Yesterday, I started looking around the web for more advice specific to the Disney Marathon. The official Disney Marathon website is good and offers a lot of important information, but I was looking for some unofficial information from people who have done the Disney Marathon. I found a very helpful site where I got most of my questions answered. I’ll talk about that in a bit, but there’s one big question I’m thinking through this morning…
The marathon starts at 6 AM, and the official Disney Marathon materials say runners should be in the Epcot parking lot by 4 AM. That means waking up somewhere in the neighborhood of 3 AM. I’m used to going to bed around 11 PM. And considering I’ll be sleeping in a hotel and excited about the marathon the next morning, chances are I’m not going to sleep all that well.
It’s a bit concerning to me that I’ll be taking on the most physically demanding task of my life and lack of sleep could be a significant factor.
Great Disney Marathon Site
Yesterday, while searching online for information specific to the Disney Marathon, was very excited to find DisneyRunning.com which has a excellent, highly trafficed forum. Yesterday, I posted several Disney-specific questions about how to get to the marathon from a non-Disney hotel, when do I really need to be there, when should my family try to get to the finish line to get a seat in the bleachers, and so forth. I got responses from several Disney veterans. (Thank you!)
Back to Sleep
So, as I was saying about sleep… I am an early riser, but the prospect of getting up at 3 AM has me concerned that I’ll be really tired even before I start the marathon.
I’ve started trying to shift my sleep schedule. Monday night I went to bed at 10. I got up at 5 and did my last run before the marathon, a short 3 miler. Tuesday and Wednesday I went to bed again at 10 and set my alarm for 5. (Having 3 kids under the age of 7, a couple of hours of quiet before everyone else wakes up is kind of nice.)
I think I’ll try to go to bed at 9:30 tonight and get up at 4:30 tomorrow morning. Then Friday night I might shoot for going to bed at 9.

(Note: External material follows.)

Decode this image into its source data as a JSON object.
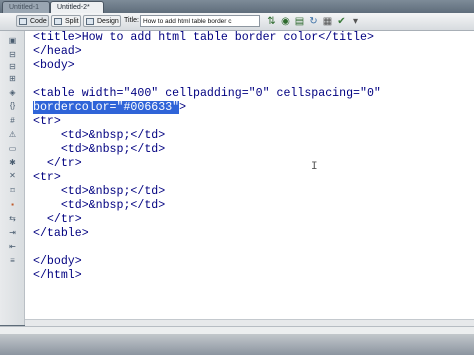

It will be tough to go to bed at 9 Friday night. My kids don’t always get to bed before 9. We’ll be doing the 2 hour drive from our home to Orlando Saturday morning and I know there will be a strong desire to get everything packed the night before. My wife is an early packer, but I usually don’t get to packing my bag or the car until after the kids go to bed the night before we leave.
If I get up at 4 AM Saturday morning, though, that should give me plenty of time to pack the car and still leave at a reasonable hour. And it should leave me tired enough to go to bed by 9 PM Saturday night. If I can get 6 hours of sleep the night before the marathon hopefully that will be good enough. It’s probably the best I can hope for.
I’d be curious to hear from other marathoners. Is sleep the night before the marathon a big deal? Do you try to shift your sleep schedule the last few days before the marathon? Any other sleep-related advice?
3 thoughts on “How to Get a Good Night of Sleep Before the Marathon”
I’d love to hear about how your ‘sleep experience’ worked out. Just got to your blog through the Reveal blog where they posted you.
I’m a pastor in Corpus Christi, TX and I also happen to be training for a marathon and I’m gonna run my first 1/2 marathon in 38 days and I’ve been wondering about that whole sleep thing too. . .
Our Children’s Pastor is also at the Disney Marathon this weekend as her son-in-law is running it. Have a great time! Press on bro!
Thanks for your message. I found running a half marathon was a good experience. I had never run in any sort of official race (if you want to call it that), so it gave me some idea of what that was like. I wish you the best in your marathon training. Stop by afterwards and let me know how it went.
I’d also be intersted to hear your thoughts on Reveal.
I’ve always heard that it’s not your sleep the night before the race that matters, but the night before that. So I try to get a good night’s sleep two nights before the marathon. If nothing else, this belief helps to reduce the anxiety if I don’t sleep too well the night before.